March 25, 2019 — NVIDIA introduced Clara AI, a toolkit that includes 13 classification and segmentation artificial intelligence (AI) segmentation algorithms, and software tools built for radiologists.
Labeled data is critical to build safe and robust AI, but radiologists’ time is too precious to spend hours labeling datasets. The Clara AI assisted annotation capability speeds up the creation of structured datasets, enabling annotations in minutes instead of hours. The toolkit facilitates the integration of AI models into existing radiology workflows using industry standards like DICOM.
Transfer learning, another capability in the Clara AI toolkit, adapts existing models to fit local variables. It customizes deep learning algorithms to data that includes local demographics and imaging devices, without having to move or share patient data. As a result, doctors can create models for their own patients with 10 times less data than starting from scratch.
NVIDIA noted that several institutions are already using Clara AI, including:
- The Ohio State University radiologists quickly incorporated a model developed at another institution, validated it and annotated a local dataset to adapt the model to OSU patients.

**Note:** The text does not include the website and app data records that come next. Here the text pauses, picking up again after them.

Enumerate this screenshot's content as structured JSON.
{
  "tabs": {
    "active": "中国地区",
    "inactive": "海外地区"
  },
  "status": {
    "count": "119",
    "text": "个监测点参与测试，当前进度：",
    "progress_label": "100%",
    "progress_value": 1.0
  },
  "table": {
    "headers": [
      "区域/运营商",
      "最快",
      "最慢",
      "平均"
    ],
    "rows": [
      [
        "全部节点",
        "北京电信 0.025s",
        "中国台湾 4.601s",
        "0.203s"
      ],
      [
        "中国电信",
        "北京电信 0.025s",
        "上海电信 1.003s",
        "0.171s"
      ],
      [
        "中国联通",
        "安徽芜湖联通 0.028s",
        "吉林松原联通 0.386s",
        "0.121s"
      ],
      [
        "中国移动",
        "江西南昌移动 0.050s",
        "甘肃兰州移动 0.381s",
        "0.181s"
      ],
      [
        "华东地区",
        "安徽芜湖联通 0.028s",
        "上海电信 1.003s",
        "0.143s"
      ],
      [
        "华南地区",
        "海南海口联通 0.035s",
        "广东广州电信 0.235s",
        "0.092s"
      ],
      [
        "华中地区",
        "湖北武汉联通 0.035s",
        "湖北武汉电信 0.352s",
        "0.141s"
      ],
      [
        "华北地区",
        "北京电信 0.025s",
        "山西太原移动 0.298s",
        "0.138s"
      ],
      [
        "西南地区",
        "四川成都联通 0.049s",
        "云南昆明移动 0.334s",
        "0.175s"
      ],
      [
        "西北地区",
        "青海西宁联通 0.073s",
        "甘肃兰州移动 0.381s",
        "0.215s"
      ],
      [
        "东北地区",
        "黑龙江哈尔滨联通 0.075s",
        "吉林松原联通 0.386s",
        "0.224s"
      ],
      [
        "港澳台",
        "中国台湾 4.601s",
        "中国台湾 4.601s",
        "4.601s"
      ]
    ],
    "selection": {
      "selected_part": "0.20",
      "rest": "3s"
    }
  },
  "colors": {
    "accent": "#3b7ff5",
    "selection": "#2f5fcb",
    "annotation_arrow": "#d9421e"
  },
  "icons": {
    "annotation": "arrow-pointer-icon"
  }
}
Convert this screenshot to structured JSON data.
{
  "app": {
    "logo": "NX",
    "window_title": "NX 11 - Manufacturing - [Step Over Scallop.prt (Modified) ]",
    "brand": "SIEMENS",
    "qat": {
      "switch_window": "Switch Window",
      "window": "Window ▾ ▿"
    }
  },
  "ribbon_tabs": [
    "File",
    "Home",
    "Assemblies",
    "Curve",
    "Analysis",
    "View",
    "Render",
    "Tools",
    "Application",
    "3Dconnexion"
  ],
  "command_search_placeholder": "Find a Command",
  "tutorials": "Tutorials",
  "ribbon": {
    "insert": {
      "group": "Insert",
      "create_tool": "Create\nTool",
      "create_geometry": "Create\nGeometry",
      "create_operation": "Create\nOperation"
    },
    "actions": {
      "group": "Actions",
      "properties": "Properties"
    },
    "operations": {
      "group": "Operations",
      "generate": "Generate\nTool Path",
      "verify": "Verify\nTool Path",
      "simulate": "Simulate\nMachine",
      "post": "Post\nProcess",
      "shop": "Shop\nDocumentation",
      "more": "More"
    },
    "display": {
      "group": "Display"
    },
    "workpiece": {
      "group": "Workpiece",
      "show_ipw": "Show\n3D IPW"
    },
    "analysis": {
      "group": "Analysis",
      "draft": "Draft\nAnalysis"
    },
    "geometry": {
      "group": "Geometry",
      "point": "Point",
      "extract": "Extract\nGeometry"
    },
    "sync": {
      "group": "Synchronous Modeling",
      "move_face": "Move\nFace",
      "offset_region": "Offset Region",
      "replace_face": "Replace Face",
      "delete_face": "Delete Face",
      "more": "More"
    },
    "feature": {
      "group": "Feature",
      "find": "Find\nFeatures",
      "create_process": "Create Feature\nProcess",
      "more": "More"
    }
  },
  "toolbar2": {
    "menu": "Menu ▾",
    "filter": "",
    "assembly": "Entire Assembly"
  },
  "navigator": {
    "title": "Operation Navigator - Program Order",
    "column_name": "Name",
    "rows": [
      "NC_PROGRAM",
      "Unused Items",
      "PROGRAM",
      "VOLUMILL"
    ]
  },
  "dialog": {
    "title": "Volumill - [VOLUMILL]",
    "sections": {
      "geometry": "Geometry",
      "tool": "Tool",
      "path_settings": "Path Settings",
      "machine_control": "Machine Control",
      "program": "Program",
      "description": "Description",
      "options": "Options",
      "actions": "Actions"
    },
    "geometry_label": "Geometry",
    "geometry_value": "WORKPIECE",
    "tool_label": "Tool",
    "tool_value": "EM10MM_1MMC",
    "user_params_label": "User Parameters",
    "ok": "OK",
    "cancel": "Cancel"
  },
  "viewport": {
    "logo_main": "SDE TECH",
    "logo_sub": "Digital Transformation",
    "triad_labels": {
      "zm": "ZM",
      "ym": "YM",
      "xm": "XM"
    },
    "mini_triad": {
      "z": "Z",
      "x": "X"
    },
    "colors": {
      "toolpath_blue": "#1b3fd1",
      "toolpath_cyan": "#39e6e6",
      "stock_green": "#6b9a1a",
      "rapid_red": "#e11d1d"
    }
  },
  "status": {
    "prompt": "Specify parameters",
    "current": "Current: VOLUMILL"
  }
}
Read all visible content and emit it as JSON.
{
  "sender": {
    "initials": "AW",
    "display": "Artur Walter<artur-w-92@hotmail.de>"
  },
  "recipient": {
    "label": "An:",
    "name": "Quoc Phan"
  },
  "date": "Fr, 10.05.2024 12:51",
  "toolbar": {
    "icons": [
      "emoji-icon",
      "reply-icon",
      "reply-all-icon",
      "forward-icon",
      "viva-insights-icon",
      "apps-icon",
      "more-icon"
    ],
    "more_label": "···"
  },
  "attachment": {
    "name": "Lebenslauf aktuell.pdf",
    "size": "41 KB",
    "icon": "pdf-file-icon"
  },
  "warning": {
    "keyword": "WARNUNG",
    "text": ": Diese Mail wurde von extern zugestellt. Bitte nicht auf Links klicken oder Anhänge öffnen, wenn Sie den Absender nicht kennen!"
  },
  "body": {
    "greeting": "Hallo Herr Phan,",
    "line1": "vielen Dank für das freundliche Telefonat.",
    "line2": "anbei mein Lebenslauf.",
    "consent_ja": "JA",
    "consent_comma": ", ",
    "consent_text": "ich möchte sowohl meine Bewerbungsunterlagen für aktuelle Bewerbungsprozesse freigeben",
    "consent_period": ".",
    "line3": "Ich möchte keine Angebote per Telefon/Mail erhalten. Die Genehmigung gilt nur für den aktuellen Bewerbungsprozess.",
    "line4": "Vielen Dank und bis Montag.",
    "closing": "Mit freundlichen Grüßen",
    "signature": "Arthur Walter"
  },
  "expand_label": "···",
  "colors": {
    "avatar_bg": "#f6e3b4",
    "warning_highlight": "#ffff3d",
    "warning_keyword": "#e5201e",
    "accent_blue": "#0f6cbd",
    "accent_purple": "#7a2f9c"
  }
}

This enables faster AI development of effective algorithms which support clinical care.
- The National Institutes of Health Clinical Center and NVIDIA scientists used Clara AI to develop a domain generalization method for the segmentation of the prostate from surrounding tissue on magnetic resonance imaging (MRI). The localized model achieved performance similar to that of a radiologist and outperformed other state-of-the-art algorithms that were trained and evaluated on data from the same domain.
- The University of California San Francisco (UCSF) is using a Clara AI-powered scalable infrastructure that will enable the seamless creation, testing and deployment of multiple AI algorithms across radiology, serving as a pathway for future doctors to adopt the system.
“We have an incredibly innovative group of researchers who are building clinically valuable AI tools, and need a consistent way to validate and deploy these tools into clinical workflows,” said Christopher Hess, chair of radiology, UCSF. “NVIDIA Clara will be an essential component of the medical imaging AI ecosystem that enables us to develop and deploy our own and external AI models.”
For more information: www.nvidia.com